Advanced Drivers of North America [ADoNA] is pleased to announce that this website has been restructured to make your searches for various topics easier.Continue reading “ADoNA Website ‘Search’ Upgrade”
If your corporation or small business employs drivers, Advanced Drivers of North America [ADoNA] can take them farther towards maximum safety than any other training supplier in the USA, and this article outlines how.
At Advanced Drivers of North America [ADoNA], we attend important road safety conferences in various countries to help keep ourselves as well-informed as possible regarding the latest research and developments in this complex, rapidly-changing field.
Even for the countries with the world’s safest roads, such as long-term, global leaders Sweden and Britain, the Vision Zero goal of having absolutely no deaths each year is a massive challenge, but — as the old saying goes — narrowly missing a difficult target is far better than achieving an easy one.
Fellowship is a very appropriate word for the friendship and allegiance between serving and retired police officers, in most parts of the world.
Since I officially moved to the USA, just over 15 years ago, I have had the great good fortune to acquire some excellent friends in American law enforcement.
Some years ago, through one by the name of Steve Kring, I spent a wonderful day on the police shooting range, in Boston, MA, where those who did not previously know it were taken aback to learn that the vast majority of British police officers at that time, like myself, were never armed at all, and that before that particular day I had never even held a handgun in my life. Such are the differences (and each approach was, of course, correct for its own country).
Another massive difference in the job between the two countries lies in the type and duration of police driver training, the latter part of which — specifically defensive and advanced driver training for corporations — is now my professional field. So it was with great delight that I accompanied my good friend, retired T/Sergeant and EVOC instructor Tom Winterstein, to spend an October day at the New York State Police driver training facility, located on a former airfield.
Advanced Drivers of North America is pleased to have become a member of the Road to Zero Coalition [RTZ].

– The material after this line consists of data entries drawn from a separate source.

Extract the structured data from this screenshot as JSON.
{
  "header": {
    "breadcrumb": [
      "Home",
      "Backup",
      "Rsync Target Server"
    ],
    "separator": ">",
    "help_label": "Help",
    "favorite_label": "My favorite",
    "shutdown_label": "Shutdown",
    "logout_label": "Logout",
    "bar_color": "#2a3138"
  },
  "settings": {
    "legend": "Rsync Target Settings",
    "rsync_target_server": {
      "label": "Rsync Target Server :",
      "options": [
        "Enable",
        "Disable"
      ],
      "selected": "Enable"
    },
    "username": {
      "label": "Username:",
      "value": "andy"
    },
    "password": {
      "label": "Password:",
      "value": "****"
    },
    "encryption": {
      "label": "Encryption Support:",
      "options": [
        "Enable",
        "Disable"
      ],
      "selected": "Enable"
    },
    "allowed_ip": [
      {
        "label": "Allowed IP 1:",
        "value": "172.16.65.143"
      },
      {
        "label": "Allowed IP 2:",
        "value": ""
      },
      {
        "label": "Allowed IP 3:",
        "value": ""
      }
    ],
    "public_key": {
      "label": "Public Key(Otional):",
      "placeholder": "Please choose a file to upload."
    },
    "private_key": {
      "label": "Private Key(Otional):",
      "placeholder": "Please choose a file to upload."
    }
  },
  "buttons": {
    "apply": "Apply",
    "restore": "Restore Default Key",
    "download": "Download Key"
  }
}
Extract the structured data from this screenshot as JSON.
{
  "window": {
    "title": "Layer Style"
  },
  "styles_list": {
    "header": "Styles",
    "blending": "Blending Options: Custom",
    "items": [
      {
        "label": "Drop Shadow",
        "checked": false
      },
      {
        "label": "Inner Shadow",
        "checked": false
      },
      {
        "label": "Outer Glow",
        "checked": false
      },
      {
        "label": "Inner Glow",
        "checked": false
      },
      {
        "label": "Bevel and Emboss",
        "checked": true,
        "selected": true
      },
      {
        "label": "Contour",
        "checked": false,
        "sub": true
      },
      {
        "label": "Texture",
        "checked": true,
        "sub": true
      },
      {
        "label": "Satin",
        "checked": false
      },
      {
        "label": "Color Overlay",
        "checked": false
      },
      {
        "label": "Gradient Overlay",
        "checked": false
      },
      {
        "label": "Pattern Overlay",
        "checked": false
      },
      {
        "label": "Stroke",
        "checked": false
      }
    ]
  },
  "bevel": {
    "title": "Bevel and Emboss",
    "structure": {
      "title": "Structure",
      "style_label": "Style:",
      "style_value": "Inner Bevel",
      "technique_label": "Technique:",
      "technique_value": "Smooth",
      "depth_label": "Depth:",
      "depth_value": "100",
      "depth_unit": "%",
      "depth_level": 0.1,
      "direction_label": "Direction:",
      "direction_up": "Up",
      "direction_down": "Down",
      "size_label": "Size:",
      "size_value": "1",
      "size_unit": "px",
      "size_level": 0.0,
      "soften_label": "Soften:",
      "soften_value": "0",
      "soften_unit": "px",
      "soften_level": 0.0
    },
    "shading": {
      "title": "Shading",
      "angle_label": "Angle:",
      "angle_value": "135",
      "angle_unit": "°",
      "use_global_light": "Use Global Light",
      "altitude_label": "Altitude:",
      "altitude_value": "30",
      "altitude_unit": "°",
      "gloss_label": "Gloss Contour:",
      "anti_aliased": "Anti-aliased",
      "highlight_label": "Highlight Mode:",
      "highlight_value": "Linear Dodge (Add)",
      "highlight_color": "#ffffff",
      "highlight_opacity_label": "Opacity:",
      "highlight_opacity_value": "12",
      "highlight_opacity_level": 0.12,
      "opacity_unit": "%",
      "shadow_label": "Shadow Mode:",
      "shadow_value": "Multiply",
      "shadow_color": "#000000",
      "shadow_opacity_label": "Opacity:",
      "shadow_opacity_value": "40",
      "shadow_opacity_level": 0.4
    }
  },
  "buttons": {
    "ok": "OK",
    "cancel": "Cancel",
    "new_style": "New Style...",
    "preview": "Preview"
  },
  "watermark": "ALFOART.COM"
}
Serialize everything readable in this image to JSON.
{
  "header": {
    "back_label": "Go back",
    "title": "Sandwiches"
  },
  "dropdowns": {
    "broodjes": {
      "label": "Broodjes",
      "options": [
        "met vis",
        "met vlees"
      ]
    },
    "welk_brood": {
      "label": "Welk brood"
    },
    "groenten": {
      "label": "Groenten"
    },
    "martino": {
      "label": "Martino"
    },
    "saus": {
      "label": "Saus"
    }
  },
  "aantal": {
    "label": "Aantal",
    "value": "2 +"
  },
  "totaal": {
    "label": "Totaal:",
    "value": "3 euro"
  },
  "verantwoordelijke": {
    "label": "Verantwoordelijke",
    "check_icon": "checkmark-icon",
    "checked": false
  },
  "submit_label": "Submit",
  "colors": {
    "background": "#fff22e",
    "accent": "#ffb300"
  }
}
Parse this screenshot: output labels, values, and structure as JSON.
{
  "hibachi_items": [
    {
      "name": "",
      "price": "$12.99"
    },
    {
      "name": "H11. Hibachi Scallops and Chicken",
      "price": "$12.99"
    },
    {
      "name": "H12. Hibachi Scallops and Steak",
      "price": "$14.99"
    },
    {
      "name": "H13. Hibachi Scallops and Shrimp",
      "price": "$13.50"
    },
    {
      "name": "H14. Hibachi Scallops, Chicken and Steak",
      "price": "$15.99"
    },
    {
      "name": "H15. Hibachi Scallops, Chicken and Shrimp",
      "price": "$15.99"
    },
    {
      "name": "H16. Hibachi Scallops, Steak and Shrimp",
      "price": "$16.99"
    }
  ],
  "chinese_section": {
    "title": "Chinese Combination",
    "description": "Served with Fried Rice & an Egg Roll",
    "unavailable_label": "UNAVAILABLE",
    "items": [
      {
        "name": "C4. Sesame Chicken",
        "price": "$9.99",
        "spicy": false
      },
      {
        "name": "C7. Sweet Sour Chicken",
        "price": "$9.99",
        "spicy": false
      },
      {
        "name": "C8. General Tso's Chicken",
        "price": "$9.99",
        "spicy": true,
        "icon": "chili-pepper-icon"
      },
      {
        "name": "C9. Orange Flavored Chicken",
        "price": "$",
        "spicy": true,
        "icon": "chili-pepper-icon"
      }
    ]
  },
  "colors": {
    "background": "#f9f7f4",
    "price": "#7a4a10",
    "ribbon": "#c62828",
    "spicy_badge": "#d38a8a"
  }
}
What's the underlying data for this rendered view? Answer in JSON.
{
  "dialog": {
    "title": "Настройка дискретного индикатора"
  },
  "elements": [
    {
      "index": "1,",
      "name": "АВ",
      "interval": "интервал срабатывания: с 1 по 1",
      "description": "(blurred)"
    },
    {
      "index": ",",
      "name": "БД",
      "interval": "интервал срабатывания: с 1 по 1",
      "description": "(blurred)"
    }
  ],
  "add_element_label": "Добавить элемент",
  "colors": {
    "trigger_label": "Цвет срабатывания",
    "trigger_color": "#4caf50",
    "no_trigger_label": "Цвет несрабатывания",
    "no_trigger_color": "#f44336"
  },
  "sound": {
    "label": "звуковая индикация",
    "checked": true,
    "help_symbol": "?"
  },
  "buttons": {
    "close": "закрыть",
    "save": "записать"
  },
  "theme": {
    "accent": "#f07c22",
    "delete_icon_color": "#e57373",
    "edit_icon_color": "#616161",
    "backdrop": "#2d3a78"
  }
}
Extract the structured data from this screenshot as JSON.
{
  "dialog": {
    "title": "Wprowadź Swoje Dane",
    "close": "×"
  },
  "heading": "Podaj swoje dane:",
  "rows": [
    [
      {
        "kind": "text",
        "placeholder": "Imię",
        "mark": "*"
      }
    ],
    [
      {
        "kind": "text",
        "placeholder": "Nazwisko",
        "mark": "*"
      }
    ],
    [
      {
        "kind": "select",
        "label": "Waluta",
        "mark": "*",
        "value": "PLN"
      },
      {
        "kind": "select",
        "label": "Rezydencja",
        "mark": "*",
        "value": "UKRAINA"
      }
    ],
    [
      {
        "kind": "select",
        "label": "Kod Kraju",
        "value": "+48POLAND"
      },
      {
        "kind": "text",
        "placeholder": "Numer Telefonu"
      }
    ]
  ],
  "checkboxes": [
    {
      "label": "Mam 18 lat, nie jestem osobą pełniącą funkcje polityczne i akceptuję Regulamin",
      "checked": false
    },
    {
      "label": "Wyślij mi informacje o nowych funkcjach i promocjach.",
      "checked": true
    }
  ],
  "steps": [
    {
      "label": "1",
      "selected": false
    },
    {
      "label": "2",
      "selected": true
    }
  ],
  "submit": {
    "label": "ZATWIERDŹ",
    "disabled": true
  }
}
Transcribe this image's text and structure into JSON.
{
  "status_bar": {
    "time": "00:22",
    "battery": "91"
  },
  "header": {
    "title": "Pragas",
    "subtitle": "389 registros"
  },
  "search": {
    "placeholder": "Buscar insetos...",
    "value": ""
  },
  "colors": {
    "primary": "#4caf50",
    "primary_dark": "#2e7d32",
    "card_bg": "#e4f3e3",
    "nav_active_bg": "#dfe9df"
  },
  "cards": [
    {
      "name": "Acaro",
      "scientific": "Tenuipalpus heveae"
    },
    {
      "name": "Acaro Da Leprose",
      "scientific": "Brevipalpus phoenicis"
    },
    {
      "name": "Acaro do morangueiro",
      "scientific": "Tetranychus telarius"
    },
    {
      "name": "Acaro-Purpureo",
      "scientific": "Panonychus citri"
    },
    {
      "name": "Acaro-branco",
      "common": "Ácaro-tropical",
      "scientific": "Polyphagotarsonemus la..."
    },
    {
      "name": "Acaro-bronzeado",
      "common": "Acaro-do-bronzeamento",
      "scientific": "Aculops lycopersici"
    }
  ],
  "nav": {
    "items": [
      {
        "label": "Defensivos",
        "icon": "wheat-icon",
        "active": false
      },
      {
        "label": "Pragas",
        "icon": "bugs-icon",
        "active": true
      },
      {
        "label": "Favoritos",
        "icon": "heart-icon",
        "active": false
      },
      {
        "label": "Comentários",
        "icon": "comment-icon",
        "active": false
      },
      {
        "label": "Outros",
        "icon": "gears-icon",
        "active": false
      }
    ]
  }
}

Among the many worthy goals of RTZ are those shown below on which we at Advanced Drivers of North America [ADoNA] place particular focus and in most instances we are in a position to promote or advise upon.
At ADoNA, we have had the privilege of being quoted and mentioned in newspapers and on news programs around the world, and it’s always a pleasure. On this occasion, however, we have found a Canadian article from three years ago (July 2014), in Toronto’s Globe and Mail, which uses our data to open the piece, and we didn’t even know about it until now.
Presumably quoting from the earlier version of our now completely re-written website, the article starts:
For over ten years, Advanced Drivers of North America [ADoNA] has been teaching the important fact that official “overall stopping distances” for cars have been inaccurate and needed to be treated as being significantly longer than previously thought. Now, at last, our own calculations have been proven appropriate and extremely accurate.
To help new visitors to this Website save time by seeing just those posts that have gained the most interest, here is the first of what will be a series of periodic lists, and on this occasion these five are from the 71 topics posted so far (use the ‘Archives’ or ‘Categories’ in the right-hand sidebar to view more):
Advanced Drivers of North America’s CEO & Chief Instructor, Eddie Wren, has an entirely unmatched resume within North American road safety and driver training circles, and it has just been updated.
In other words, ‘ADA’ is now ‘ADoNA’.
We also have a new website in the process of development, naturally at the same URL, but as we carry a lot of online information not just for clients but to help all drivers be safer, this really is a work-in-progress and will take some time.
Please feel free to tell us of any errors or omissions you might find. It would be both helpful and appreciated.